Malaysia behaving like Hitler, Tojo during WW IIBy Neal H. Cruz |Philippine Daily Inquirer
Who is right and who is wrong in the present armed conflict between the followers of the Sultan of Sulu and Malaysian police forces in a seaside village in Sabah where 27 combatants have already been killed? Two senatorial candidates who were guests at the Kapihan sa Manila at the Diamond Hotel last Monday—front-running Sen. Chiz Escudero and Party-list Rep. Christian Señeres who is lagging behind in the surveys—gave opposing views.
Senator Escudero said the Sulu force should come home so that negotiations between the Philippine government and the Sultan of Sulu, on one side, and the Malaysian government, on the other, can begin as soon as possible.
Congressman Señeres said the Sulu Sultan is right. Señeres said he has long studied documents on the case and it is clear that Sabah belongs to the sultanate, and the Filipinos from Tawi-Tawi have a right to be there. Sabah is their home. Moreover, he added, they are Filipino citizens and the Philippine government should help them instead of threatening them with lawsuits.
As I see it, President Aquino made a mistake in telling the sultan’s followers to “surrender and go home.” He used a wrong word. “Surrender” is a bad word to Muslims, especially to our Moros. I don’t think there is even an equivalent word in the Muslim vocabulary. Muslims would rather die than surrender. They believe that there would be dozens of virgins waiting for them in the afterworld if they die fighting. On the other hand, surrender would bring dishonor not only to themselves but also to their families for generations to come. Never use the word “surrender” again to Muslims.
Also, many Filipinos are asking: What kind of government do we have that threatens its own citizens with lawsuits for asserting their right to their properties? They also ask: What kind of government do we have that threatens members of the clergy with punishment when they are only guiding their flock for whom to vote this May? The Commission on Elections (Comelec) has given the diocese of Bacolod a deadline (yesterday) to take down from the façade of San Sebastian Cathedral in Negros Occidental an oversized tarpaulin telling voters whom to vote for and vote against, or else face charges.
Senator Escudero said the Comelec is “overacting.” Isn’t the Comelec here curtailing the freedom of expression? What’s wrong with the archdiocese telling people whom to vote for and whom to vote against? Isn’t that what everybody is telling everybody else at present? Don’t politicians urge their listeners to vote for their candidates and vote against opposition candidates? Isn’t that what President Aquino himself does every time he climbs the stage and campaigns for his candidates?
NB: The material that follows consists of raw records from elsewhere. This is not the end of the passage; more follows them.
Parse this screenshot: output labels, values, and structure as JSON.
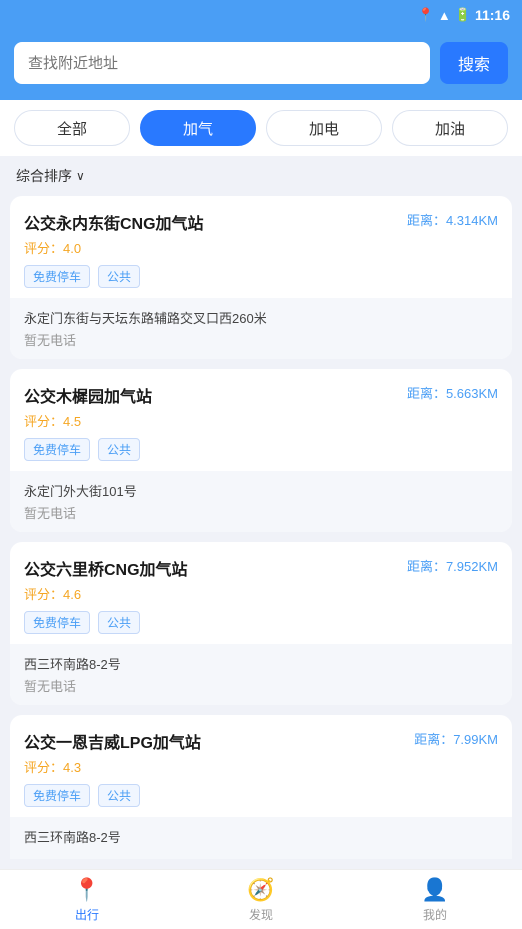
{
  "statusBar": {
    "time": "11:16"
  },
  "search": {
    "placeholder": "查找附近地址",
    "buttonLabel": "搜索"
  },
  "tabs": [
    {
      "id": "all",
      "label": "全部",
      "active": false
    },
    {
      "id": "gas",
      "label": "加气",
      "active": true
    },
    {
      "id": "electric",
      "label": "加电",
      "active": false
    },
    {
      "id": "fuel",
      "label": "加油",
      "active": false
    }
  ],
  "sort": {
    "label": "综合排序",
    "arrow": "∨"
  },
  "stations": [
    {
      "name": "公交永内东街CNG加气站",
      "distance": "距离：4.314KM",
      "rating": "评分：4.0",
      "tags": [
        "免费停车",
        "公共"
      ],
      "address": "永定门东街与天坛东路辅路交叉口西260米",
      "phone": "暂无电话"
    },
    {
      "name": "公交木樨园加气站",
      "distance": "距离：5.663KM",
      "rating": "评分：4.5",
      "tags": [
        "免费停车",
        "公共"
      ],
      "address": "永定门外大街101号",
      "phone": "暂无电话"
    },
    {
      "name": "公交六里桥CNG加气站",
      "distance": "距离：7.952KM",
      "rating": "评分：4.6",
      "tags": [
        "免费停车",
        "公共"
      ],
      "address": "西三环南路8-2号",
      "phone": "暂无电话"
    },
    {
      "name": "公交一恩吉威LPG加气站",
      "distance": "距离：7.99KM",
      "rating": "评分：4.3",
      "tags": [
        "免费停车",
        "公共"
      ],
      "address": "西三环南路8-2号",
      "phone": null
    }
  ],
  "bottomNav": [
    {
      "id": "travel",
      "label": "出行",
      "icon": "📍",
      "active": true
    },
    {
      "id": "discover",
      "label": "发现",
      "icon": "🧭",
      "active": false
    },
    {
      "id": "profile",
      "label": "我的",
      "icon": "👤",
      "active": false
    }
  ]
}
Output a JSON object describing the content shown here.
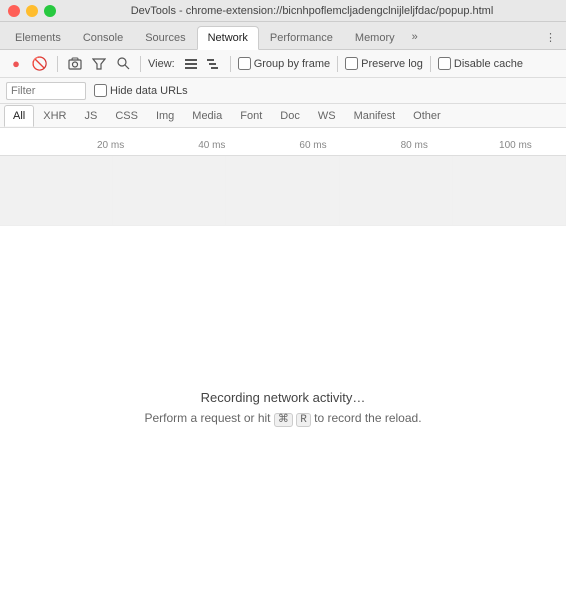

The Comelec says that the tarpaulin is too big, beyond the size limits it has imposed. So the priests cut the tarpaulin into two—the Team Patay and Team Buhay, the former colored black and the latter colored red. So instead of one big tarpaulin, there are now two smaller ones. Isn’t that enough? Forcing the archdiocese to do more would be curtailing their freedom of choice and expression.
Besides, the reelectionist candidates were duly warned before the voting for the reproductive health bill. Members of the clergy vowed that they would campaign against legislators who would vote in favor of the controversial bill. And that is what they are doing now, making good on their promise.
Back to Sabah: Has anybody paused to ponder that the Sulu Sultan may have sent his followers to go to Sabah to force the issue?
After decades of being neglected by its own government, with the sultan growing older and the prospect that he may die without the claim being settled, he felt he had to do something. Just like the older generations of Muslims who were neglected by the Philippine government until they formed the Moro National Liberation Front (MNLF)—and later the Moro Islamic Liberation Front (MILF)—and waged a guerilla war and forced the government to notice and negotiate with them for a final peace accord, the sultan may have decided to wage a guerilla war in Sabah, recruiting Filipinos who are already there (the same thing that President Marcos planned before the Jabidah massacre) to force the Malaysian government to negotiate with them.
This is probably the reason the Sultan does not want to order his followers to “surrender and go home.” If they go home now without getting a commitment from the Malaysian government to negotiate later, they would be back to nothing. His loyal followers who were killed in the fighting would have died in vain. It would be back to decades of being neglected again.
I think the Philippine government would be able to persuade them to go home, temporarily, if it could get a firm commitment from the Malaysian government to negotiate on the claim. And Malaysia should stop behaving like Hitler’s Germany and Tojo’s Japan during World War II, annexing neighboring territories with impunity.
Short URL: http://opinion.inquirer.net/?p=48171